_Problem to solve_:
Set down each entry below exactly as it stands.

(Stored items)
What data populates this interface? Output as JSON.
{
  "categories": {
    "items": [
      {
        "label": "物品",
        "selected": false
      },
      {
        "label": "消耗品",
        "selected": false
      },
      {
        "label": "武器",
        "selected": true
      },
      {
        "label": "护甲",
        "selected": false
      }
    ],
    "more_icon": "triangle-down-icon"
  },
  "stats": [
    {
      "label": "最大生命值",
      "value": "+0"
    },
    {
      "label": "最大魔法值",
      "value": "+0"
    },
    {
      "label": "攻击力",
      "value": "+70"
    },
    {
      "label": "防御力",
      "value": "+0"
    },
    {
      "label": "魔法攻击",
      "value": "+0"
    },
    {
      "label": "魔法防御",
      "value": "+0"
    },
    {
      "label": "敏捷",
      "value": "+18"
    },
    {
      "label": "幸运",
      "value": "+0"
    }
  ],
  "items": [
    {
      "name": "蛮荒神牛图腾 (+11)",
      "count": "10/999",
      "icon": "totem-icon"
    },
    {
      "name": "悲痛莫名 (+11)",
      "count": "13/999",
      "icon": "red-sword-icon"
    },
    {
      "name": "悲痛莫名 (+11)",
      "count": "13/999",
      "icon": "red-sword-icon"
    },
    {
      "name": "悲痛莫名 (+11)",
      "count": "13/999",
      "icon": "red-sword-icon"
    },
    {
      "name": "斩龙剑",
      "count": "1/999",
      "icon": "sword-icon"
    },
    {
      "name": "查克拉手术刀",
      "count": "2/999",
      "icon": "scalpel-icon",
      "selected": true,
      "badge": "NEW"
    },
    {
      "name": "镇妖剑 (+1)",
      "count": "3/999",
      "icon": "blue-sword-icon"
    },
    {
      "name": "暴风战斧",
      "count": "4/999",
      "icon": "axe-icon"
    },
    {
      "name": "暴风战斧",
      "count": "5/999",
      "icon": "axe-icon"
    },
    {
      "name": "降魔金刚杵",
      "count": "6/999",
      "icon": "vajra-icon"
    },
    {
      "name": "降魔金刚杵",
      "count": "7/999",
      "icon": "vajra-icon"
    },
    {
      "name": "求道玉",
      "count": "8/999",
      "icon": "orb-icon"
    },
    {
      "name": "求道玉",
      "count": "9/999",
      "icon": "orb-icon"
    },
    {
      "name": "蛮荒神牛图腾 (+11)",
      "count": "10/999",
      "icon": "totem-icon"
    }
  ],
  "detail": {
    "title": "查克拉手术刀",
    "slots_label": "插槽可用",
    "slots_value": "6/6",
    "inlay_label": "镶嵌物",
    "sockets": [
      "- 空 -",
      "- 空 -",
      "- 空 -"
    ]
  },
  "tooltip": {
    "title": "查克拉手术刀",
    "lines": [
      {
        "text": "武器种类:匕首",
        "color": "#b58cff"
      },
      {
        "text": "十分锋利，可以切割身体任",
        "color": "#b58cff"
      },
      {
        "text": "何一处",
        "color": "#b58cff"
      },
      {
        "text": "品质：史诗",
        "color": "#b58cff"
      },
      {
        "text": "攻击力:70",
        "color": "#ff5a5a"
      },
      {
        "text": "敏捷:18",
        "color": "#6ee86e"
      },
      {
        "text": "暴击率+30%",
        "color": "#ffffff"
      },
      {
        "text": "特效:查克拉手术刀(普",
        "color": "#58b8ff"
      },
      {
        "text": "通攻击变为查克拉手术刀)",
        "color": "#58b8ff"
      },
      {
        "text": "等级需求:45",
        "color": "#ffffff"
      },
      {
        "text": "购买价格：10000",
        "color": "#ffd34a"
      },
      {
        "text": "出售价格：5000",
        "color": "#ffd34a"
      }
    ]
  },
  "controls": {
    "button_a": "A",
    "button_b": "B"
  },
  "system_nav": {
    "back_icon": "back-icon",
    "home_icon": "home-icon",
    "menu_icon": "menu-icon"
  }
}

_Answer for this exercise_:
What data populates this interface? Output as JSON.
{
  "categories": {
    "items": [
      {
        "label": "物品",
        "selected": false
      },
      {
        "label": "消耗品",
        "selected": false
      },
      {
        "label": "武器",
        "selected": true
      },
      {
        "label": "护甲",
        "selected": false
      }
    ],
    "more_icon": "triangle-down-icon"
  },
  "stats": [
    {
      "label": "最大生命值",
      "value": "+0"
    },
    {
      "label": "最大魔法值",
      "value": "+0"
    },
    {
      "label": "攻击力",
      "value": "+70"
    },
    {
      "label": "防御力",
      "value": "+0"
    },
    {
      "label": "魔法攻击",
      "value": "+0"
    },
    {
      "label": "魔法防御",
      "value": "+0"
    },
    {
      "label": "敏捷",
      "value": "+18"
    },
    {
      "label": "幸运",
      "value": "+0"
    }
  ],
  "items": [
    {
      "name": "蛮荒神牛图腾 (+11)",
      "count": "10/999",
      "icon": "totem-icon"
    },
    {
      "name": "悲痛莫名 (+11)",
      "count": "13/999",
      "icon": "red-sword-icon"
    },
    {
      "name": "悲痛莫名 (+11)",
      "count": "13/999",
      "icon": "red-sword-icon"
    },
    {
      "name": "悲痛莫名 (+11)",
      "count": "13/999",
      "icon": "red-sword-icon"
    },
    {
      "name": "斩龙剑",
      "count": "1/999",
      "icon": "sword-icon"
    },
    {
      "name": "查克拉手术刀",
      "count": "2/999",
      "icon": "scalpel-icon",
      "selected": true,
      "badge": "NEW"
    },
    {
      "name": "镇妖剑 (+1)",
      "count": "3/999",
      "icon": "blue-sword-icon"
    },
    {
      "name": "暴风战斧",
      "count": "4/999",
      "icon": "axe-icon"
    },
    {
      "name": "暴风战斧",
      "count": "5/999",
      "icon": "axe-icon"
    },
    {
      "name": "降魔金刚杵",
      "count": "6/999",
      "icon": "vajra-icon"
    },
    {
      "name": "降魔金刚杵",
      "count": "7/999",
      "icon": "vajra-icon"
    },
    {
      "name": "求道玉",
      "count": "8/999",
      "icon": "orb-icon"
    },
    {
      "name": "求道玉",
      "count": "9/999",
      "icon": "orb-icon"
    },
    {
      "name": "蛮荒神牛图腾 (+11)",
      "count": "10/999",
      "icon": "totem-icon"
    }
  ],
  "detail": {
    "title": "查克拉手术刀",
    "slots_label": "插槽可用",
    "slots_value": "6/6",
    "inlay_label": "镶嵌物",
    "sockets": [
      "- 空 -",
      "- 空 -",
      "- 空 -"
    ]
  },
  "tooltip": {
    "title": "查克拉手术刀",
    "lines": [
      {
        "text": "武器种类:匕首",
        "color": "#b58cff"
      },
      {
        "text": "十分锋利，可以切割身体任",
        "color": "#b58cff"
      },
      {
        "text": "何一处",
        "color": "#b58cff"
      },
      {
        "text": "品质：史诗",
        "color": "#b58cff"
      },
      {
        "text": "攻击力:70",
        "color": "#ff5a5a"
      },
      {
        "text": "敏捷:18",
        "color": "#6ee86e"
      },
      {
        "text": "暴击率+30%",
        "color": "#ffffff"
      },
      {
        "text": "特效:查克拉手术刀(普",
        "color": "#58b8ff"
      },
      {
        "text": "通攻击变为查克拉手术刀)",
        "color": "#58b8ff"
      },
      {
        "text": "等级需求:45",
        "color": "#ffffff"
      },
      {
        "text": "购买价格：10000",
        "color": "#ffd34a"
      },
      {
        "text": "出售价格：5000",
        "color": "#ffd34a"
      }
    ]
  },
  "controls": {
    "button_a": "A",
    "button_b": "B"
  },
  "system_nav": {
    "back_icon": "back-icon",
    "home_icon": "home-icon",
    "menu_icon": "menu-icon"
  }
}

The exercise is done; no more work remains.